Immigration

Canadian refugee law is based on the UN Convention Relating to the Status of Refugees. Though sexual identity has not been explicitly listed as a grounds for protection, Canadian courts have determined that it is covered under “particular social group”. Queer individuals must demonstrate that they have been persecuted on the basis of sexual orientation or gender identity to claim refugee status.

Many queer-based refugee claimants in Canada are unsuccessful. This is largely due to claims based on sexual orientation and gender identity being misunderstood by immigration and refugee decision makers; the good news is that many of these are successful at the appeal stage. Two other options remain if there is a negative refugee decision: “Humanitarian and Compassionate Grounds” applications and “Pre Removal Risk Assessments”.  However, these options are not available until one year after the negative refugee decision.

If you have lived with a partner for over a year (same or opposite sex) in your country of origin, you can identify them as your common-law partner in your refugee claim. If you travel to Canada alone, it is important to recognize your partner and any children in your refugee claim so they can join you at a later time if your application is successful.

If you arrive in Canada without proper identification documents, it is possible that you could be detained until your identity is verified. This can pose unnecessary burdens on trans and gender diverse people. You can also be detained if Canadian immigration officials believe you are a threat to security. Trans people must be detained in accordance with their own gender identity (if that is what they prefer).

Helpful Resources

To find out more, please visit Rainbow Railroad

If you are a queer francophone and need a settlement worker, please visit FrancoQueer
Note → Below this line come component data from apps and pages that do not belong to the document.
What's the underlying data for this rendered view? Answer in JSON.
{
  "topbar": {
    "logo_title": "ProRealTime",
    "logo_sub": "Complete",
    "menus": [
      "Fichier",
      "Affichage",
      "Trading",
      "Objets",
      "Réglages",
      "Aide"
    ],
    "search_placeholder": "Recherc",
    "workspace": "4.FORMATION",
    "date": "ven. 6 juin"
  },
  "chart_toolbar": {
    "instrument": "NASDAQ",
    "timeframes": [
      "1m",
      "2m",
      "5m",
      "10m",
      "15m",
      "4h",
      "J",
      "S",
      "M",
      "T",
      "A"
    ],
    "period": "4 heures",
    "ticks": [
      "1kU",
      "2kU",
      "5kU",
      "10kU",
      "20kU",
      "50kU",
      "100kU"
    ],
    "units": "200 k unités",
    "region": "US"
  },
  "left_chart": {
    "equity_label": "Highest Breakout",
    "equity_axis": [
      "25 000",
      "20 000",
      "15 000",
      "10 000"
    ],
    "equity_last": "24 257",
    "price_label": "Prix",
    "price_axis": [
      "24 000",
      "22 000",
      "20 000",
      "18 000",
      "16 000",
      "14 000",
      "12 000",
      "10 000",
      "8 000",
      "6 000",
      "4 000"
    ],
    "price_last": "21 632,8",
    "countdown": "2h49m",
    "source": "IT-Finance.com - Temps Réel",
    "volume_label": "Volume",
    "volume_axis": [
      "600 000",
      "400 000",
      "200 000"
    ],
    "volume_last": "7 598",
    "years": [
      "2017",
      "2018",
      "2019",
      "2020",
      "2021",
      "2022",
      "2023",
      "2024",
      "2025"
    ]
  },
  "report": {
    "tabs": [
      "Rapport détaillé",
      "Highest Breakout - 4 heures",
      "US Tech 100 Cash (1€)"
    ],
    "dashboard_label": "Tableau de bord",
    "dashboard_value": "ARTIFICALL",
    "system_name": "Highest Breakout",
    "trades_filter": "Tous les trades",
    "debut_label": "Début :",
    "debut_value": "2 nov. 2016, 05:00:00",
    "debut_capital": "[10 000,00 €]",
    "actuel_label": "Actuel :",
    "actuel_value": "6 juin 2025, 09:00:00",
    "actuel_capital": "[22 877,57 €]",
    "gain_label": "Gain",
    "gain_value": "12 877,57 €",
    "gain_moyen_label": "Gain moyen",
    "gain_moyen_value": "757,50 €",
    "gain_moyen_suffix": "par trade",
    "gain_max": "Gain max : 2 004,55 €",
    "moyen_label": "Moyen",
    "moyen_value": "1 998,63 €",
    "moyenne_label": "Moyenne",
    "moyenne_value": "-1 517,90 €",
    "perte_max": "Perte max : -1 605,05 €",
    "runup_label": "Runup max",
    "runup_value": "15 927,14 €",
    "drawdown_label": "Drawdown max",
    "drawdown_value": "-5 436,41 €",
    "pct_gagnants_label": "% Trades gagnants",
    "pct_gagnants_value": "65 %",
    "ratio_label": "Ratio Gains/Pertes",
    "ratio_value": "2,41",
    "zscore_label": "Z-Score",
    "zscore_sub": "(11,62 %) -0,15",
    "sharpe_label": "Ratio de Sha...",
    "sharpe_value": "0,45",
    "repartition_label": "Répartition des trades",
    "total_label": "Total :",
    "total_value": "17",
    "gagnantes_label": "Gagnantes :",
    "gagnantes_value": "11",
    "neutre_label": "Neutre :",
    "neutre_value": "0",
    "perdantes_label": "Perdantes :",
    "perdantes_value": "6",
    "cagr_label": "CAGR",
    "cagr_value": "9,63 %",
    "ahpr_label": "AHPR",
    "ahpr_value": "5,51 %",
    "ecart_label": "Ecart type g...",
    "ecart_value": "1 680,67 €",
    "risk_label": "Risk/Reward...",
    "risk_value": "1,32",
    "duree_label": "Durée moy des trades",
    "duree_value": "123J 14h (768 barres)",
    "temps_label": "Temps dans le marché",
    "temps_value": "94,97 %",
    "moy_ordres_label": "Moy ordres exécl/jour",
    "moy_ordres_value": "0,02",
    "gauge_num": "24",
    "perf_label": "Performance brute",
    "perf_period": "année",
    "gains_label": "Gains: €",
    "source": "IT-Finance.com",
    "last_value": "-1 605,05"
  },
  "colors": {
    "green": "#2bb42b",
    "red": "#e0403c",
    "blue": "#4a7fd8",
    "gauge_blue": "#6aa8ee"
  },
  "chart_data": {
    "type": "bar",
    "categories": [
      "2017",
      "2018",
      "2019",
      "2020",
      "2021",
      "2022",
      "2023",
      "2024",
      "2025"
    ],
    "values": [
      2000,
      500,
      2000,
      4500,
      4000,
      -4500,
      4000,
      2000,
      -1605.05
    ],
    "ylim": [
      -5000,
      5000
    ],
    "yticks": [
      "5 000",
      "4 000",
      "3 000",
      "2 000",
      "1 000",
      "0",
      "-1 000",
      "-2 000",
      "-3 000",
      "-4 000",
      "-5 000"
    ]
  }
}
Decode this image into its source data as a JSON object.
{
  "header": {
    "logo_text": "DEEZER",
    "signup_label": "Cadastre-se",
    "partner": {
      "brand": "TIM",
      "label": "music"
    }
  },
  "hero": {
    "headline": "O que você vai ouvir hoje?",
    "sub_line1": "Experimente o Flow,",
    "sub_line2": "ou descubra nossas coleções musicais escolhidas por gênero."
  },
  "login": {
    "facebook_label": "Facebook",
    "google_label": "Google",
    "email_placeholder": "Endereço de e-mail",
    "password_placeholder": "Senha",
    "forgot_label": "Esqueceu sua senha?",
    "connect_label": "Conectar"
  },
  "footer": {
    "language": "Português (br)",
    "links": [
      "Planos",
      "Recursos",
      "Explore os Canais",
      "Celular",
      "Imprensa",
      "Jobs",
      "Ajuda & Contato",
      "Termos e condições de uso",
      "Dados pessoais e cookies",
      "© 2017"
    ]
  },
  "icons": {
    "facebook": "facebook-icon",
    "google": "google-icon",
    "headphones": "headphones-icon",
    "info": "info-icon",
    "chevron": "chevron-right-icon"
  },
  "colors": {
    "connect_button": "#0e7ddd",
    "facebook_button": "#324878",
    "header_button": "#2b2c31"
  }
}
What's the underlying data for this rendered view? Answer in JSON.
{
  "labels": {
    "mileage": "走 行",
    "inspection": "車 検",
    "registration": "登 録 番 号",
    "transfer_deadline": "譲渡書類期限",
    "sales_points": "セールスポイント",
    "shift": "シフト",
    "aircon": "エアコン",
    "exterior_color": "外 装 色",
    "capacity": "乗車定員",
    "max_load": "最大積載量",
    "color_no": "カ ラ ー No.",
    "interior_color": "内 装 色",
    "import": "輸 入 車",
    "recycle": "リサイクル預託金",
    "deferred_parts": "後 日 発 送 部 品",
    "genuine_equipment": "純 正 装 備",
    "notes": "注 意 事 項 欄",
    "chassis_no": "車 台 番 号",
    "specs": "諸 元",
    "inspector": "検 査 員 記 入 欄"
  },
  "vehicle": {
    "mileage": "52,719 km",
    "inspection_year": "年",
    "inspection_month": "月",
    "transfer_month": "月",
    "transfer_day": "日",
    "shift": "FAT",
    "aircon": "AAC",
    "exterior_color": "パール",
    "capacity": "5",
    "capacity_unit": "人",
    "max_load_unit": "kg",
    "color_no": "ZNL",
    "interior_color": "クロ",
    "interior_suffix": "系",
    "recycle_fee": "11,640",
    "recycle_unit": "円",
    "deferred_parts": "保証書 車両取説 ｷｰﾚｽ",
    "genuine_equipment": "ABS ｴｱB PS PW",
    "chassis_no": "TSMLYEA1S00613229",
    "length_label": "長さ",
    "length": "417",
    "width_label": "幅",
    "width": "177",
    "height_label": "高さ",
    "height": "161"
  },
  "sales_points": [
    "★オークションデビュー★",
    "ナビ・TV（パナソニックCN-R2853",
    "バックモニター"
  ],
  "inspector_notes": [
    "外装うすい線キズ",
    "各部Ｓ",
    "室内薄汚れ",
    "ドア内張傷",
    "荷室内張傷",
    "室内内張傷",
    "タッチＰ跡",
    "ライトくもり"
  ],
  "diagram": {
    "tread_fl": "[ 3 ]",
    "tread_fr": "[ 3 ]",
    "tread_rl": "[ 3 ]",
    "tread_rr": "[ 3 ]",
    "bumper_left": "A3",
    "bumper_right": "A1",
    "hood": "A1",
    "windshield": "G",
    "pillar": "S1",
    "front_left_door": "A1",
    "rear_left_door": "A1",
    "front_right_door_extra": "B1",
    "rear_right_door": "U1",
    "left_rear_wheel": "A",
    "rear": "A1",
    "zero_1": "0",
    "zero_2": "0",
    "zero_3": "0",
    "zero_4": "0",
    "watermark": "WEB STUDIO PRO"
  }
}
If you are a queer anglophone and need a settlement worker, please visit the 519 Community Centre 

If you have a particular legal question or need advice, please contact us